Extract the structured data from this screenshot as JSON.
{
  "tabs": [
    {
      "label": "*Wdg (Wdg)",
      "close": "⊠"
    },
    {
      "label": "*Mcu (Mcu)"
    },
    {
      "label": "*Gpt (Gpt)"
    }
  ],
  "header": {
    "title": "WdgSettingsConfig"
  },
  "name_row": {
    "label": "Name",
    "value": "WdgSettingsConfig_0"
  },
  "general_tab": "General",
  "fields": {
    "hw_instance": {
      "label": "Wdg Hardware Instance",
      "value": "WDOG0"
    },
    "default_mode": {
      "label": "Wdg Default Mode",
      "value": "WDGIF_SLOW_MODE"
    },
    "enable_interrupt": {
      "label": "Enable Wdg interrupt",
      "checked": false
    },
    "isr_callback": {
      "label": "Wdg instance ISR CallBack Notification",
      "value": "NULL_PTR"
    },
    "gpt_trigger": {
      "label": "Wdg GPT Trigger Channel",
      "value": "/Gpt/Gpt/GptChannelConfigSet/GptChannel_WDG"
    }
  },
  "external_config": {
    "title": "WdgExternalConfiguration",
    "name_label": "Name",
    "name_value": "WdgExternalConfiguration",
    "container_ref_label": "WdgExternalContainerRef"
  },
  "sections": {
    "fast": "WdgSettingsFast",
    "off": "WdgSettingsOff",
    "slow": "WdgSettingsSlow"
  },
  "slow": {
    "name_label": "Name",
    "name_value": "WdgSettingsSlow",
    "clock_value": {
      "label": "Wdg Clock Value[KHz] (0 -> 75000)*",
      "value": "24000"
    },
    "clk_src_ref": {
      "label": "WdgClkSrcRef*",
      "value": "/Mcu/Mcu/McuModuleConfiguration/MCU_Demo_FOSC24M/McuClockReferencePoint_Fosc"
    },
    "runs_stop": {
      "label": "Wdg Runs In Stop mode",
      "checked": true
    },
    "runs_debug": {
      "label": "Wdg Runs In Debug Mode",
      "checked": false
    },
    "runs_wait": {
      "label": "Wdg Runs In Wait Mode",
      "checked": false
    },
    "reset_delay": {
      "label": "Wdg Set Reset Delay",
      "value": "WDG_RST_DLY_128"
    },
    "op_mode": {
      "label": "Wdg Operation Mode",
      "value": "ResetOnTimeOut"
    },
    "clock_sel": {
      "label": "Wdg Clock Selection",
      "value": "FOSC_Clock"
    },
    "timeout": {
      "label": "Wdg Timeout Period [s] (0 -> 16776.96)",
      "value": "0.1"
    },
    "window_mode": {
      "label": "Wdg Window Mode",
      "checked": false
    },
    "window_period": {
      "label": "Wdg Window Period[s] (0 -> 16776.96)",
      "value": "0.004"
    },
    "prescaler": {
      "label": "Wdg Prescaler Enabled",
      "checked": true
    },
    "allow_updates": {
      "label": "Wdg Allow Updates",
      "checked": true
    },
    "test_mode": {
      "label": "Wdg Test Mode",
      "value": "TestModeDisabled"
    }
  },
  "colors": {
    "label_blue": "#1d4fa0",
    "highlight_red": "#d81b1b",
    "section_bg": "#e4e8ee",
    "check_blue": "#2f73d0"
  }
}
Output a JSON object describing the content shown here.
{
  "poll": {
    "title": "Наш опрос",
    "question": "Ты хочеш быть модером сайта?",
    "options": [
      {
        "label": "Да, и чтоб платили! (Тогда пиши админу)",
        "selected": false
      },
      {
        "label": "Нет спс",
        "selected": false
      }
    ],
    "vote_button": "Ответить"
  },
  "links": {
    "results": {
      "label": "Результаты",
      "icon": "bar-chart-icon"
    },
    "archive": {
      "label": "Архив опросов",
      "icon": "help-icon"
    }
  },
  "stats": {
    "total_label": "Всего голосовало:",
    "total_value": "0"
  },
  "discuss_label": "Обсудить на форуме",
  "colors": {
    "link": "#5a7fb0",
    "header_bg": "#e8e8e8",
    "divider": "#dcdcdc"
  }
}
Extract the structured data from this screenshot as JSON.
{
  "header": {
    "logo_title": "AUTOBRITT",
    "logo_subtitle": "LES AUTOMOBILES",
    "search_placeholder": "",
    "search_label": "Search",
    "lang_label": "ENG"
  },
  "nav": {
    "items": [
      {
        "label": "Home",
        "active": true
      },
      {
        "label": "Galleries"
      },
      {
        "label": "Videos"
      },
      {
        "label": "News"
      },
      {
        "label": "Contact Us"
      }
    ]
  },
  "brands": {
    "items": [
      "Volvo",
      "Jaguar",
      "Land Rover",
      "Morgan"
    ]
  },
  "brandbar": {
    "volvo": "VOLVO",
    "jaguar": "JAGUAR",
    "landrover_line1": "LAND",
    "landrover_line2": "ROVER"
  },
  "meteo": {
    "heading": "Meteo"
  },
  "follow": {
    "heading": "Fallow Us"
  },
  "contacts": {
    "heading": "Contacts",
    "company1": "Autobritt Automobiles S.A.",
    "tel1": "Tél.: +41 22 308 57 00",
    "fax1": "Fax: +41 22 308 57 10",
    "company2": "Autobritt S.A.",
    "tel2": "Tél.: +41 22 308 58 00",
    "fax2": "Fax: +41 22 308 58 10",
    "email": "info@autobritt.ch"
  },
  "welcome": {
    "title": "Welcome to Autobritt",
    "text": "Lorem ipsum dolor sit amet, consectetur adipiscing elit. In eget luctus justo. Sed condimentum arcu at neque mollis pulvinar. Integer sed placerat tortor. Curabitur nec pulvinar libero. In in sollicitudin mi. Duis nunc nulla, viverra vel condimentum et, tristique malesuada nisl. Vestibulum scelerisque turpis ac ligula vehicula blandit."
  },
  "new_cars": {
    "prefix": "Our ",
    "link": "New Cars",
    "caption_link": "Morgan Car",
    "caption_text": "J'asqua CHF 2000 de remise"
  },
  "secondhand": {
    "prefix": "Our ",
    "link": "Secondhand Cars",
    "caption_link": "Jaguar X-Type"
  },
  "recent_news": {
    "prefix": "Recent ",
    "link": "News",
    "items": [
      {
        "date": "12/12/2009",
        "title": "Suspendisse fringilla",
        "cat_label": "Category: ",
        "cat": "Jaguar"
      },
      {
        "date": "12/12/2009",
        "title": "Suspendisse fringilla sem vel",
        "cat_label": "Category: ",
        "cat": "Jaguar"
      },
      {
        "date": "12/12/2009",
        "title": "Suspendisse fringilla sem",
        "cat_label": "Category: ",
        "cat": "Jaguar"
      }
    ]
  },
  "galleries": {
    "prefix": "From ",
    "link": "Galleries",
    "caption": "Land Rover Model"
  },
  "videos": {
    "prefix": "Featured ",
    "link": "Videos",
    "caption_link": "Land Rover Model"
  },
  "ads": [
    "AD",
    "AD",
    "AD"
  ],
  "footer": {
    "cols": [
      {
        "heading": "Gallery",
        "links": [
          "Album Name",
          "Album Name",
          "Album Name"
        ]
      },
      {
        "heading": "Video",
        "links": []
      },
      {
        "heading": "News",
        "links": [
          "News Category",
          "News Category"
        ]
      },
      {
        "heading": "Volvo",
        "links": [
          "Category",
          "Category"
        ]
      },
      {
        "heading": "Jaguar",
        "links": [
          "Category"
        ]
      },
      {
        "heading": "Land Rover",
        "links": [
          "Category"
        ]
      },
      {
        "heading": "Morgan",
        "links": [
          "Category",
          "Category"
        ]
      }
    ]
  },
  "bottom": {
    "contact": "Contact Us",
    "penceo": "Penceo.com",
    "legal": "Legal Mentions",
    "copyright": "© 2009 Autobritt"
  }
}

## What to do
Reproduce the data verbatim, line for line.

## Result
Extract the structured data from this screenshot as JSON.
{
  "tabs": [
    {
      "label": "*Wdg (Wdg)",
      "close": "⊠"
    },
    {
      "label": "*Mcu (Mcu)"
    },
    {
      "label": "*Gpt (Gpt)"
    }
  ],
  "header": {
    "title": "WdgSettingsConfig"
  },
  "name_row": {
    "label": "Name",
    "value": "WdgSettingsConfig_0"
  },
  "general_tab": "General",
  "fields": {
    "hw_instance": {
      "label": "Wdg Hardware Instance",
      "value": "WDOG0"
    },
    "default_mode": {
      "label": "Wdg Default Mode",
      "value": "WDGIF_SLOW_MODE"
    },
    "enable_interrupt": {
      "label": "Enable Wdg interrupt",
      "checked": false
    },
    "isr_callback": {
      "label": "Wdg instance ISR CallBack Notification",
      "value": "NULL_PTR"
    },
    "gpt_trigger": {
      "label": "Wdg GPT Trigger Channel",
      "value": "/Gpt/Gpt/GptChannelConfigSet/GptChannel_WDG"
    }
  },
  "external_config": {
    "title": "WdgExternalConfiguration",
    "name_label": "Name",
    "name_value": "WdgExternalConfiguration",
    "container_ref_label": "WdgExternalContainerRef"
  },
  "sections": {
    "fast": "WdgSettingsFast",
    "off": "WdgSettingsOff",
    "slow": "WdgSettingsSlow"
  },
  "slow": {
    "name_label": "Name",
    "name_value": "WdgSettingsSlow",
    "clock_value": {
      "label": "Wdg Clock Value[KHz] (0 -> 75000)*",
      "value": "24000"
    },
    "clk_src_ref": {
      "label": "WdgClkSrcRef*",
      "value": "/Mcu/Mcu/McuModuleConfiguration/MCU_Demo_FOSC24M/McuClockReferencePoint_Fosc"
    },
    "runs_stop": {
      "label": "Wdg Runs In Stop mode",
      "checked": true
    },
    "runs_debug": {
      "label": "Wdg Runs In Debug Mode",
      "checked": false
    },
    "runs_wait": {
      "label": "Wdg Runs In Wait Mode",
      "checked": false
    },
    "reset_delay": {
      "label": "Wdg Set Reset Delay",
      "value": "WDG_RST_DLY_128"
    },
    "op_mode": {
      "label": "Wdg Operation Mode",
      "value": "ResetOnTimeOut"
    },
    "clock_sel": {
      "label": "Wdg Clock Selection",
      "value": "FOSC_Clock"
    },
    "timeout": {
      "label": "Wdg Timeout Period [s] (0 -> 16776.96)",
      "value": "0.1"
    },
    "window_mode": {
      "label": "Wdg Window Mode",
      "checked": false
    },
    "window_period": {
      "label": "Wdg Window Period[s] (0 -> 16776.96)",
      "value": "0.004"
    },
    "prescaler": {
      "label": "Wdg Prescaler Enabled",
      "checked": true
    },
    "allow_updates": {
      "label": "Wdg Allow Updates",
      "checked": true
    },
    "test_mode": {
      "label": "Wdg Test Mode",
      "value": "TestModeDisabled"
    }
  },
  "colors": {
    "label_blue": "#1d4fa0",
    "highlight_red": "#d81b1b",
    "section_bg": "#e4e8ee",
    "check_blue": "#2f73d0"
  }
}
Output a JSON object describing the content shown here.
{
  "poll": {
    "title": "Наш опрос",
    "question": "Ты хочеш быть модером сайта?",
    "options": [
      {
        "label": "Да, и чтоб платили! (Тогда пиши админу)",
        "selected": false
      },
      {
        "label": "Нет спс",
        "selected": false
      }
    ],
    "vote_button": "Ответить"
  },
  "links": {
    "results": {
      "label": "Результаты",
      "icon": "bar-chart-icon"
    },
    "archive": {
      "label": "Архив опросов",
      "icon": "help-icon"
    }
  },
  "stats": {
    "total_label": "Всего голосовало:",
    "total_value": "0"
  },
  "discuss_label": "Обсудить на форуме",
  "colors": {
    "link": "#5a7fb0",
    "header_bg": "#e8e8e8",
    "divider": "#dcdcdc"
  }
}
Extract the structured data from this screenshot as JSON.
{
  "header": {
    "logo_title": "AUTOBRITT",
    "logo_subtitle": "LES AUTOMOBILES",
    "search_placeholder": "",
    "search_label": "Search",
    "lang_label": "ENG"
  },
  "nav": {
    "items": [
      {
        "label": "Home",
        "active": true
      },
      {
        "label": "Galleries"
      },
      {
        "label": "Videos"
      },
      {
        "label": "News"
      },
      {
        "label": "Contact Us"
      }
    ]
  },
  "brands": {
    "items": [
      "Volvo",
      "Jaguar",
      "Land Rover",
      "Morgan"
    ]
  },
  "brandbar": {
    "volvo": "VOLVO",
    "jaguar": "JAGUAR",
    "landrover_line1": "LAND",
    "landrover_line2": "ROVER"
  },
  "meteo": {
    "heading": "Meteo"
  },
  "follow": {
    "heading": "Fallow Us"
  },
  "contacts": {
    "heading": "Contacts",
    "company1": "Autobritt Automobiles S.A.",
    "tel1": "Tél.: +41 22 308 57 00",
    "fax1": "Fax: +41 22 308 57 10",
    "company2": "Autobritt S.A.",
    "tel2": "Tél.: +41 22 308 58 00",
    "fax2": "Fax: +41 22 308 58 10",
    "email": "info@autobritt.ch"
  },
  "welcome": {
    "title": "Welcome to Autobritt",
    "text": "Lorem ipsum dolor sit amet, consectetur adipiscing elit. In eget luctus justo. Sed condimentum arcu at neque mollis pulvinar. Integer sed placerat tortor. Curabitur nec pulvinar libero. In in sollicitudin mi. Duis nunc nulla, viverra vel condimentum et, tristique malesuada nisl. Vestibulum scelerisque turpis ac ligula vehicula blandit."
  },
  "new_cars": {
    "prefix": "Our ",
    "link": "New Cars",
    "caption_link": "Morgan Car",
    "caption_text": "J'asqua CHF 2000 de remise"
  },
  "secondhand": {
    "prefix": "Our ",
    "link": "Secondhand Cars",
    "caption_link": "Jaguar X-Type"
  },
  "recent_news": {
    "prefix": "Recent ",
    "link": "News",
    "items": [
      {
        "date": "12/12/2009",
        "title": "Suspendisse fringilla",
        "cat_label": "Category: ",
        "cat": "Jaguar"
      },
      {
        "date": "12/12/2009",
        "title": "Suspendisse fringilla sem vel",
        "cat_label": "Category: ",
        "cat": "Jaguar"
      },
      {
        "date": "12/12/2009",
        "title": "Suspendisse fringilla sem",
        "cat_label": "Category: ",
        "cat": "Jaguar"
      }
    ]
  },
  "galleries": {
    "prefix": "From ",
    "link": "Galleries",
    "caption": "Land Rover Model"
  },
  "videos": {
    "prefix": "Featured ",
    "link": "Videos",
    "caption_link": "Land Rover Model"
  },
  "ads": [
    "AD",
    "AD",
    "AD"
  ],
  "footer": {
    "cols": [
      {
        "heading": "Gallery",
        "links": [
          "Album Name",
          "Album Name",
          "Album Name"
        ]
      },
      {
        "heading": "Video",
        "links": []
      },
      {
        "heading": "News",
        "links": [
          "News Category",
          "News Category"
        ]
      },
      {
        "heading": "Volvo",
        "links": [
          "Category",
          "Category"
        ]
      },
      {
        "heading": "Jaguar",
        "links": [
          "Category"
        ]
      },
      {
        "heading": "Land Rover",
        "links": [
          "Category"
        ]
      },
      {
        "heading": "Morgan",
        "links": [
          "Category",
          "Category"
        ]
      }
    ]
  },
  "bottom": {
    "contact": "Contact Us",
    "penceo": "Penceo.com",
    "legal": "Legal Mentions",
    "copyright": "© 2009 Autobritt"
  }
}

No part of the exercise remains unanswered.